● **Data about app and page elements**:
# # # # # # #
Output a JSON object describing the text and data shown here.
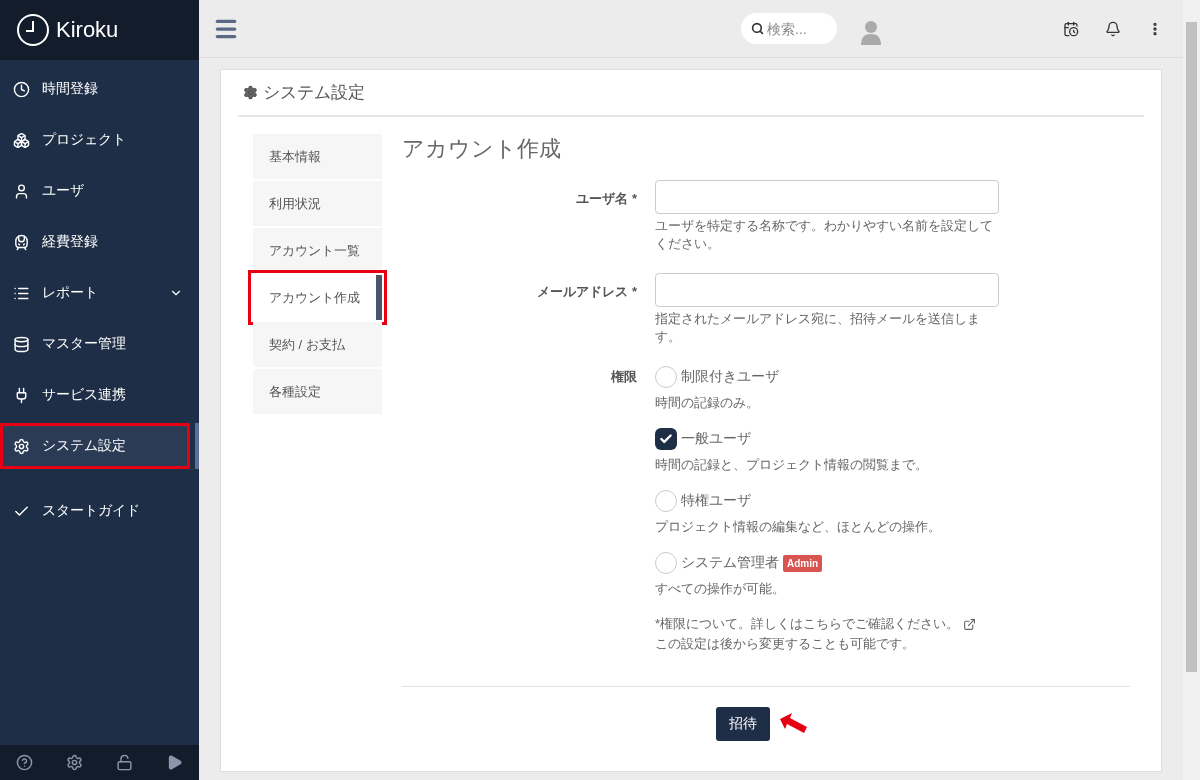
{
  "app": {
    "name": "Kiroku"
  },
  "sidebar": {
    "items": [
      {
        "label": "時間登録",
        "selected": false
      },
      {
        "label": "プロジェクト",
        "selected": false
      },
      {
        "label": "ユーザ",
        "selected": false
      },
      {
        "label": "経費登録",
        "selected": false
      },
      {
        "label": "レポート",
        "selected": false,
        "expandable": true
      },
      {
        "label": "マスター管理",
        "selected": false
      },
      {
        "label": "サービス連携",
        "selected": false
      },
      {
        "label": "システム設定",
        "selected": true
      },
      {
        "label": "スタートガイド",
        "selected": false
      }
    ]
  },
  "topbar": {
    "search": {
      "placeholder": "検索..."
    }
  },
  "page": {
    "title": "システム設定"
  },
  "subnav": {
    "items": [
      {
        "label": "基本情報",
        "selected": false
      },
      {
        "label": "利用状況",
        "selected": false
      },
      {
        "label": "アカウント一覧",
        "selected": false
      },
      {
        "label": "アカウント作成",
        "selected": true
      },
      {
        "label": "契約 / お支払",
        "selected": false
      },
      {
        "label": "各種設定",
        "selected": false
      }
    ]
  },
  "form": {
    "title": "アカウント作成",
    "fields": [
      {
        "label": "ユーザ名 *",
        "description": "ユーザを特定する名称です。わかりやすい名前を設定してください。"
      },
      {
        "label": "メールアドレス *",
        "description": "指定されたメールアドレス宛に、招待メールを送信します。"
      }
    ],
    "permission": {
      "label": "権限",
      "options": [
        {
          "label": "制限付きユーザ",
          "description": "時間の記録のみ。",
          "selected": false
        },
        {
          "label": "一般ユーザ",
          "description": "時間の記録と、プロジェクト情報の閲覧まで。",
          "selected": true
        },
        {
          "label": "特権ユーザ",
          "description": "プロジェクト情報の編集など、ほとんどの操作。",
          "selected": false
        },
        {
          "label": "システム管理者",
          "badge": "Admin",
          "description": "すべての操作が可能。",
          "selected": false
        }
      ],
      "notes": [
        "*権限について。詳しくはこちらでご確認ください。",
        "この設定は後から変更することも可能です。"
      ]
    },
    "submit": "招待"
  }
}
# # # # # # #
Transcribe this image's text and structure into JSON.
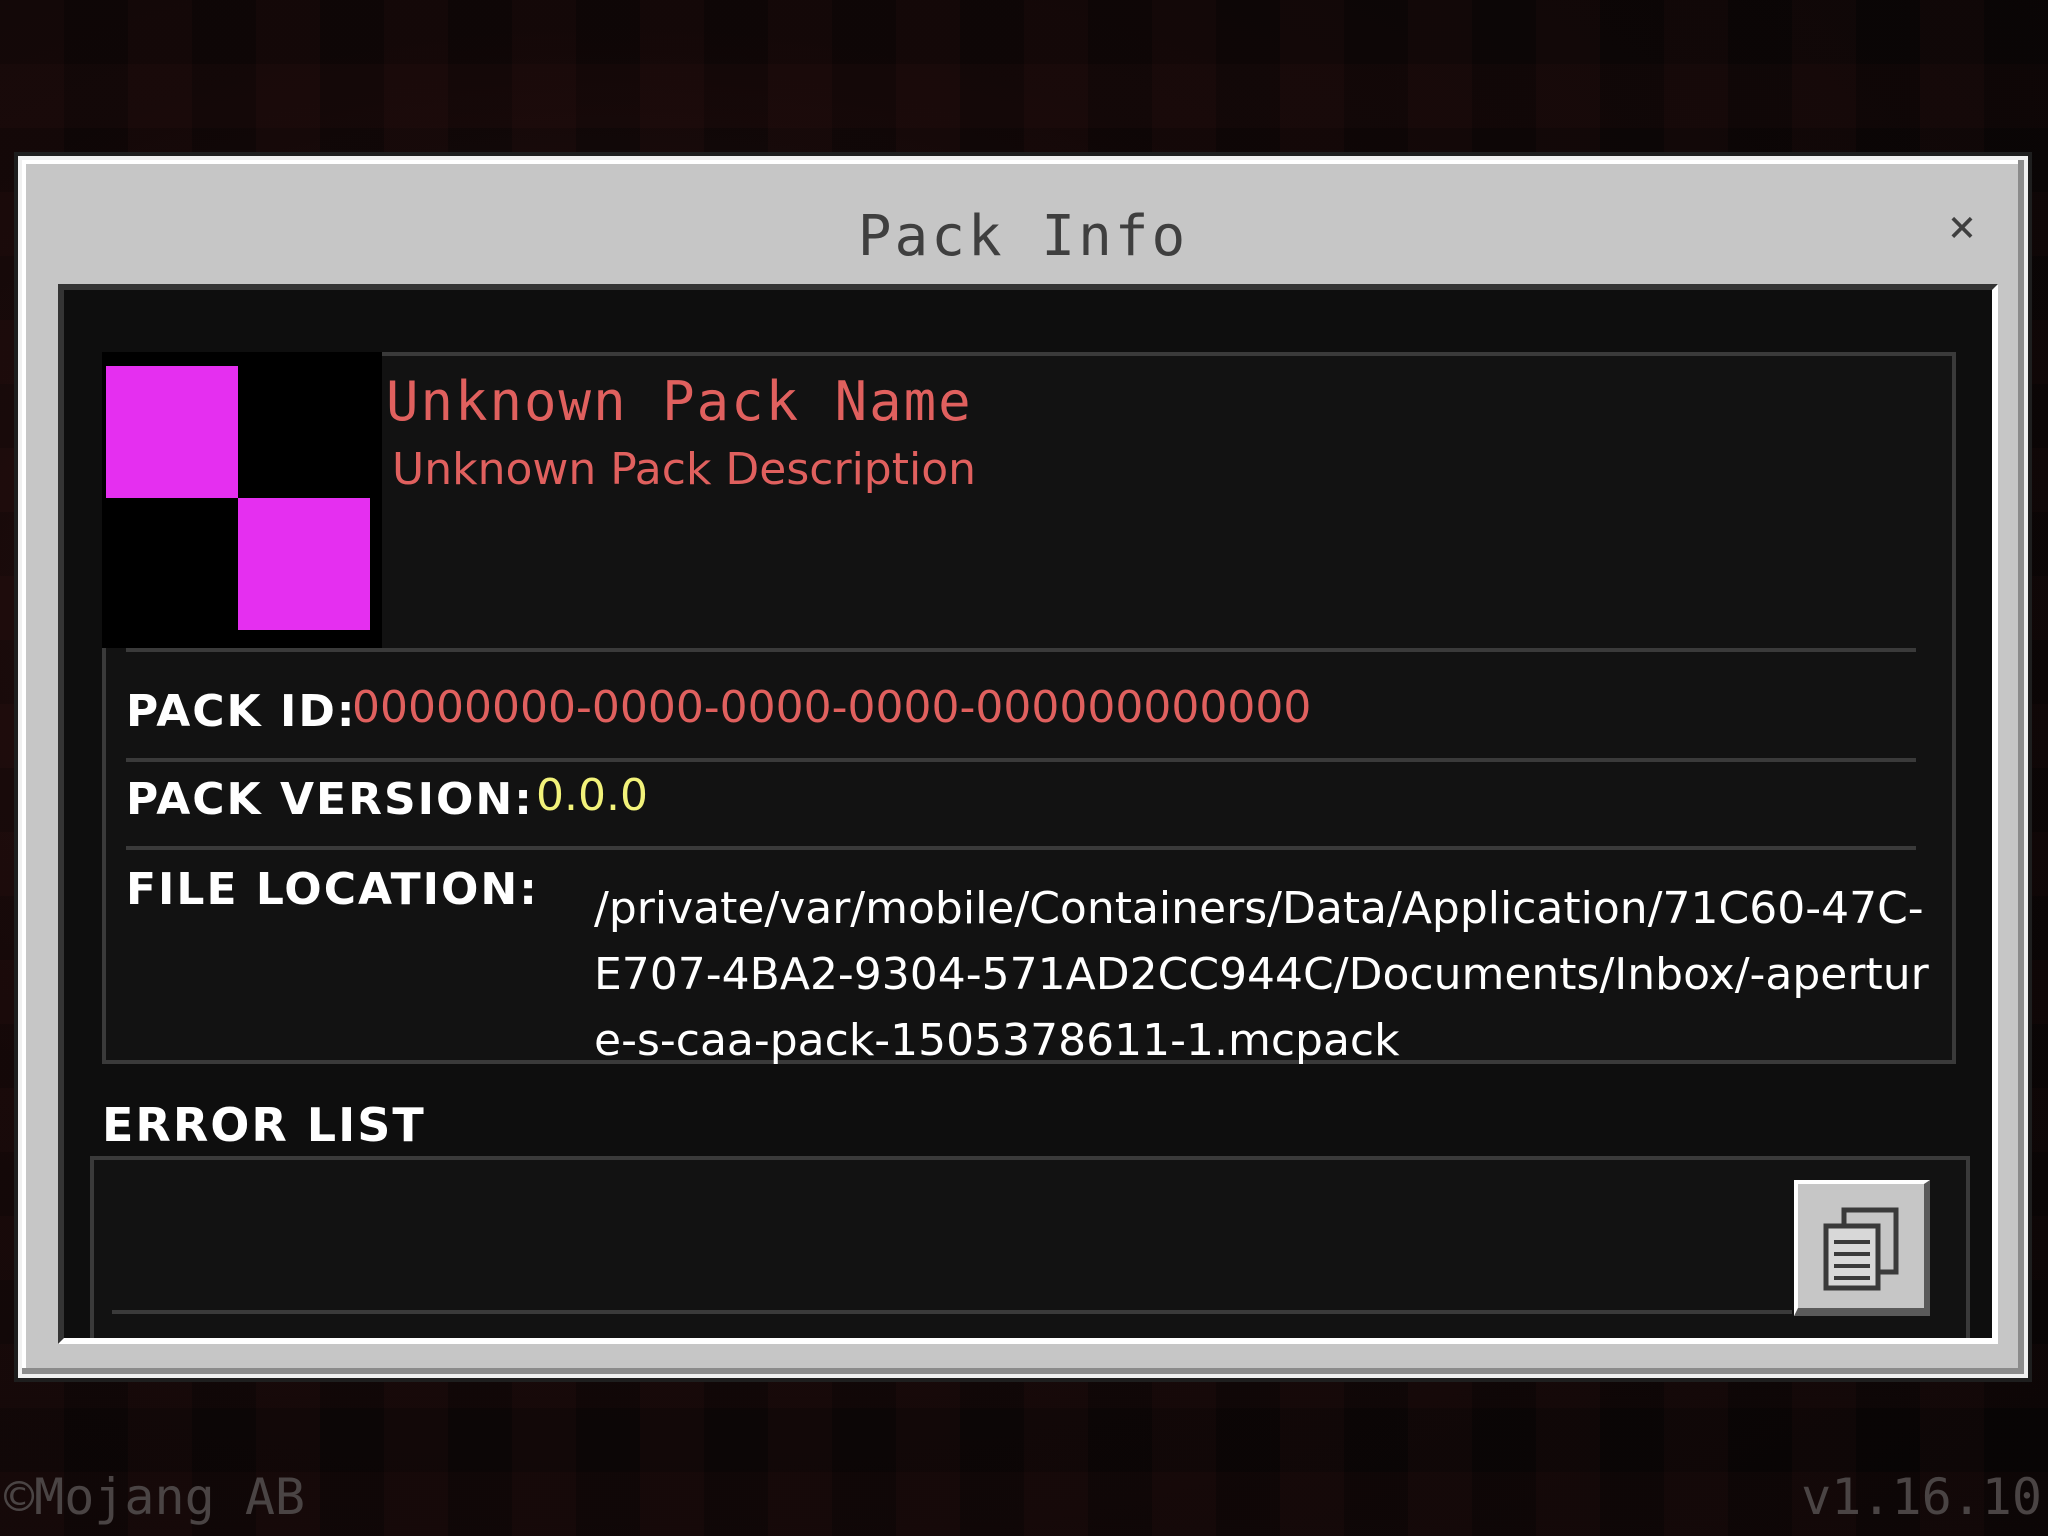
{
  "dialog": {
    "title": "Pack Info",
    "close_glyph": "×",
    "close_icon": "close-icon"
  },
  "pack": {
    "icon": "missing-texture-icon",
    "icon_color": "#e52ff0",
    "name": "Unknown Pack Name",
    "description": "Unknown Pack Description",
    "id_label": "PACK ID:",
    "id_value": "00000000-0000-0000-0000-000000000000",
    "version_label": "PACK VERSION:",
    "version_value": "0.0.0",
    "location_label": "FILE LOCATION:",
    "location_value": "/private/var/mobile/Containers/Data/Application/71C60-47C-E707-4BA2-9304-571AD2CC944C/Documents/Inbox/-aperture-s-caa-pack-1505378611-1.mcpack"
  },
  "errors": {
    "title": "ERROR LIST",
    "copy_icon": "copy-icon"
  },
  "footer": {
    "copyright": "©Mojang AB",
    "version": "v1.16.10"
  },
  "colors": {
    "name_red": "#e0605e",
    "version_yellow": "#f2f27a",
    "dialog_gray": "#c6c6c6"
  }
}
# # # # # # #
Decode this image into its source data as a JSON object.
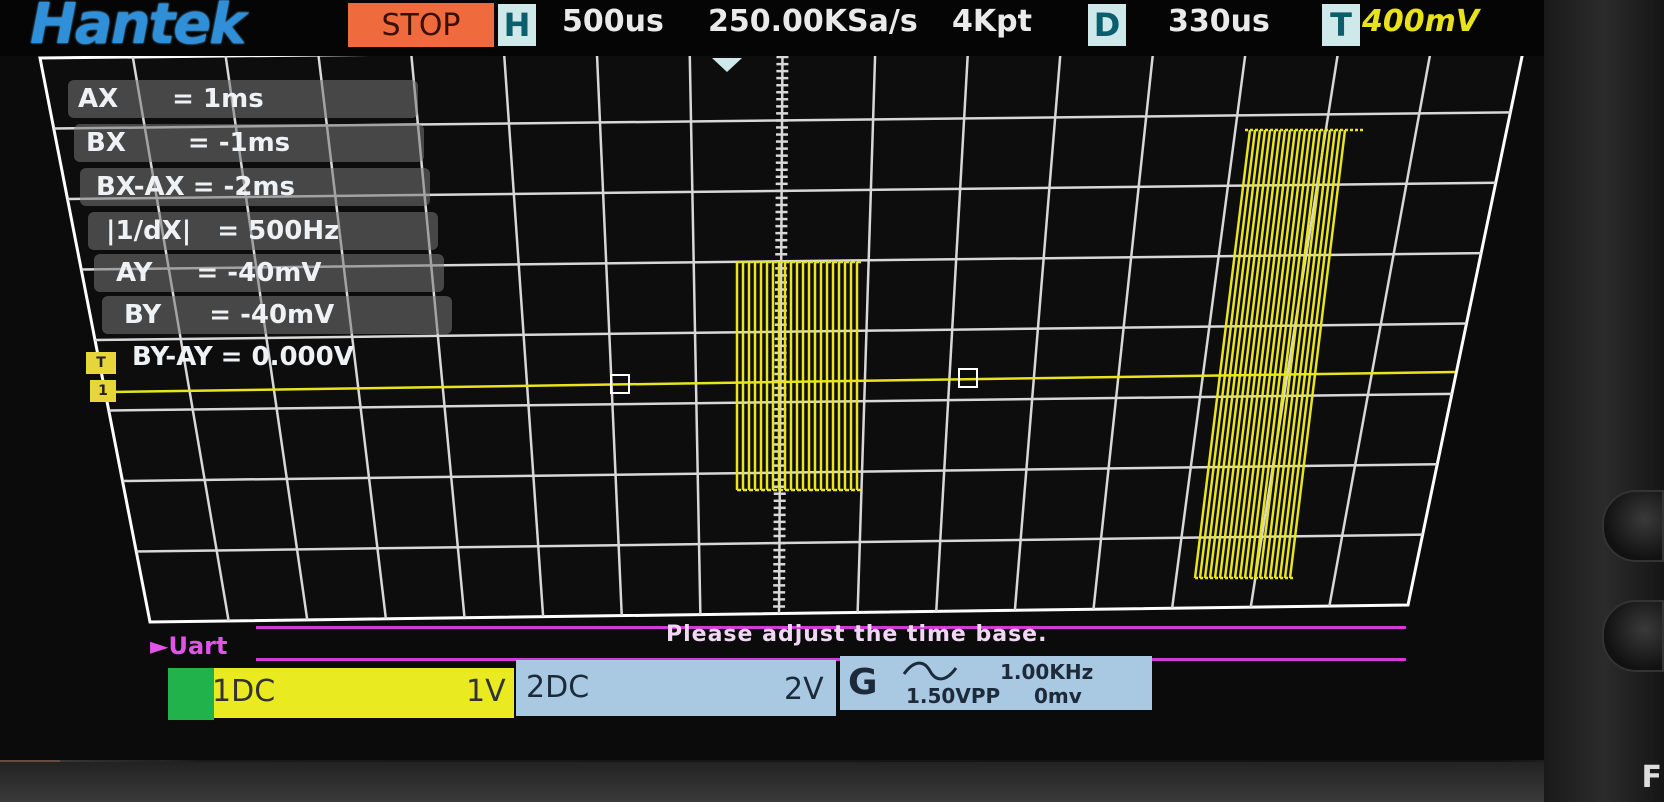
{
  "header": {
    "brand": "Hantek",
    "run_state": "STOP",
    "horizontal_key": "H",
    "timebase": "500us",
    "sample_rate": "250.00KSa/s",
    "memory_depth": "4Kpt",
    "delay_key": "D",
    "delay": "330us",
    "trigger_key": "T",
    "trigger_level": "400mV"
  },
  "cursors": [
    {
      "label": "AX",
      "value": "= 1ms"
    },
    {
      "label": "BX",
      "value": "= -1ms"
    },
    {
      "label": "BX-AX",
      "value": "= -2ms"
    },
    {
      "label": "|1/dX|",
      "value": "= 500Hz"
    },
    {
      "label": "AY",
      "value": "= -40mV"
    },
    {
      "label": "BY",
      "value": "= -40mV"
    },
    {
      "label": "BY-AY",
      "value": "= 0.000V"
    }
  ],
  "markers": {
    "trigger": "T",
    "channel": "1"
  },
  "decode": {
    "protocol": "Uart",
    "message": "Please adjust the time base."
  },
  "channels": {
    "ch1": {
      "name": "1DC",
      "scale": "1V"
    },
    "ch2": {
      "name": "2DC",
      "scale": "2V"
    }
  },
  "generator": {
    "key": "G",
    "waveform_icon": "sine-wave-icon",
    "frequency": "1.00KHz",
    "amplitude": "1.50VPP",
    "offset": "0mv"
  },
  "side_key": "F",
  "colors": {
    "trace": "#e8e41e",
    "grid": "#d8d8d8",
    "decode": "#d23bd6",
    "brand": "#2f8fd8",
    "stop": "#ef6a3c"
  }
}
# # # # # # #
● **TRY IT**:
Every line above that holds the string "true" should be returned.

● **REPLY TO THE TASK**:
        "expandable": true
        "selected": true
        "selected": true
          "selected": true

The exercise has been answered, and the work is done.